For starters, almost everything I was learning from Jean was at odds with what I – and our entire modern society – had been taught to believe about “good” posture. I wanted to help the people in my yoga classes to experience the same relief I had. Instead, my once-full classes were shrinking drastically.
The new instructions I was giving, such as releasing the chest down, rather than “holding it up” with tension, were just too much of a departure from what our culture-wide beliefs about posture required.
Note: Yoga is chock-full of wonderful benefits for almost anyone – especially when it is practiced in conformance with the foundational principles of the human body’s natural design.
By then I had discovered that many women my age were making their way through the transition from mid-life to more mature aging while navigating the choppy waters of such events as menopause, divorce, and children leaving home. We were presented with a “SHEro’s journey.”
I was at a loss to know how to make my way through all the upheaval I was experiencing – the grief I felt to have my last child leaving home, my search for how to be a woman alone in the world, and the fear I was facing that I would not be able to keep my business alive and thriving as I struggled to know how to successfully teach this “new” way of inhabiting a human body.

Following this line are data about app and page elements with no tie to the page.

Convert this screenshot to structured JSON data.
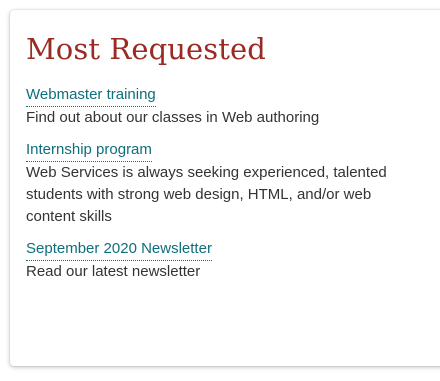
{
  "card": {
    "title": "Most Requested",
    "items": [
      {
        "link": "Webmaster training",
        "description": "Find out about our classes in Web authoring"
      },
      {
        "link": "Internship program",
        "description": "Web Services is always seeking experienced, talented students with strong web design, HTML, and/or web content skills"
      },
      {
        "link": "September 2020 Newsletter",
        "description": "Read our latest newsletter"
      }
    ]
  },
  "colors": {
    "title": "#9b2a23",
    "link": "#0e6f7c",
    "text": "#333333",
    "background": "#ffffff"
  }
}
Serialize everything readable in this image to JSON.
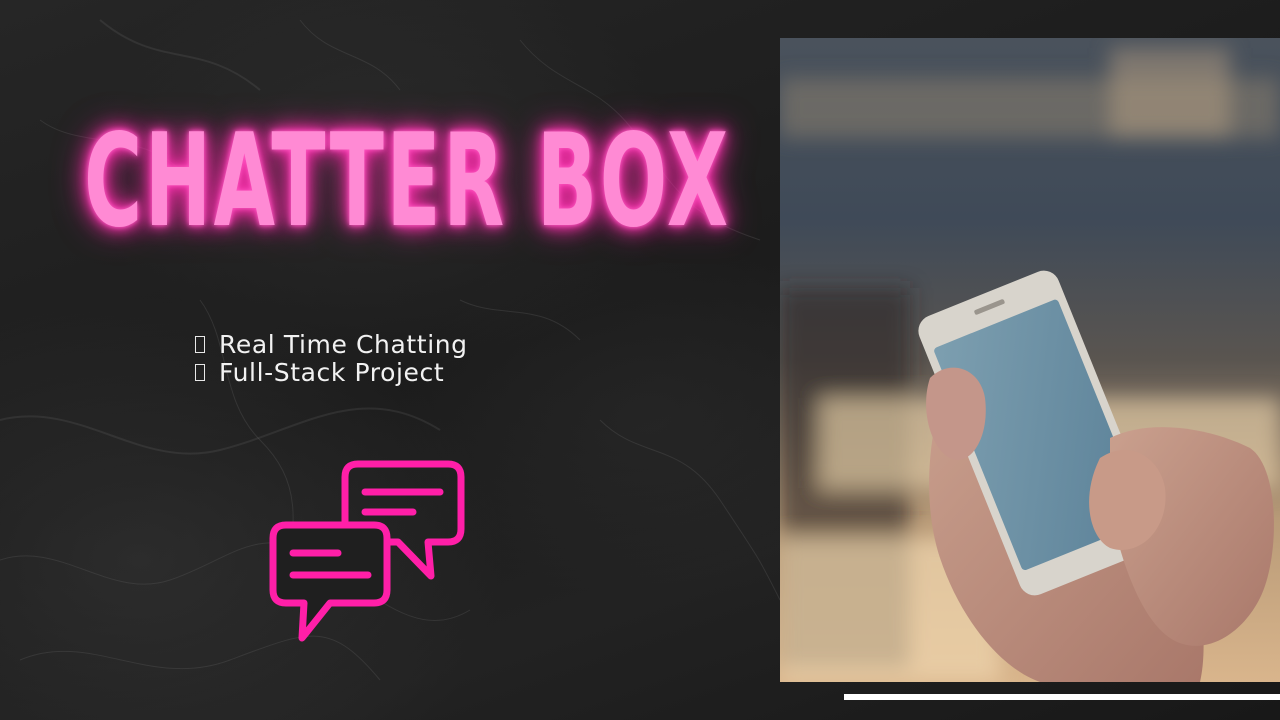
{
  "title": "CHATTER BOX",
  "features": [
    "Real Time Chatting",
    "Full-Stack Project"
  ],
  "icons": {
    "chat": "chat-bubbles-icon",
    "bullet": "checkbox-outline-icon"
  },
  "colors": {
    "background": "#1b1b1b",
    "neon_pink": "#ff8ad4",
    "icon_pink": "#ff1fa8",
    "text": "#f2f2f2",
    "accent_bar": "#ffffff"
  }
}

The irony, of course, was that this wasn’t new; it was as old as the hills. After all, babies and toddlers throughout the world have always discovered, entirely on their own, how to sit and then stand and walk, guided by these same rules set out by Nature – and physics.
By the time I entered my 60s, the transformation in me was dramatic. In the process of surviving what I had feared most, I had discovered that personal empowerment resided as much in my physical body as in my mind.
I found that as long as I could sense myself anchored within my abdominal core, while resting my mind on a quiet peaceful breath, I could handle almost anything. This fueled a desire to want to share this information with others, which has shaped the course of my life ever since.
It’s been 24 years since I was first introduced to the concepts of natural alignment. I’m 73 years old now and beyond grateful that the physical pain of earlier years gave me the opportunity to discover passion and purpose that would serve as a beacon to guide me forward.
This beacon has pushed me to travel solo to remote places in the world, where I was able to photograph and interview women who not only carry heavy loads on their heads with ease, but who age with elongated, supple spines, and enjoy easy flexibility and enduring strength and vitality.
Does this mean that natural alignment is a quick fix for pain problems and issues related to poor posture? No, because, of course, there is no such thing as a quick fix.
Some people may find immediate relief of a particular problem, as I did, but for enduring change to continue to unfold, one has to learn a few fundamental details, and then be willing to put them into practice with conscious, mindful intent.
I’ve made it my mission to spread my knowledge and experience to anyone who would listen. So, I’ve created a podcast.
Except for the joy we have in loving relationships with family and friends (and grandbabies!), I can think of nothing more gratifying than to have a passion for something – it can be almost anything at all, as long as it stirs genuine interest and excitement. It can be writing or painting or gardening or volunteering – fill in the blank.
Even in our 60s and beyond, it’s not too late to take stock of what makes our hearts soar and follow its flight in the direction to the discovery of who we might still want to become – despite all the hardships we may face on the way. As the saying goes, we don’t grow and evolve during the good times.
When was the last time you watched yourself gain new understanding through the more difficult periods in your past? How have you kept the fires of passion burning in your own life? Is there something that still stirs your heart, something you wish you could take on? Perhaps you still can. Let’s chat about it!
Tags Healthy Aging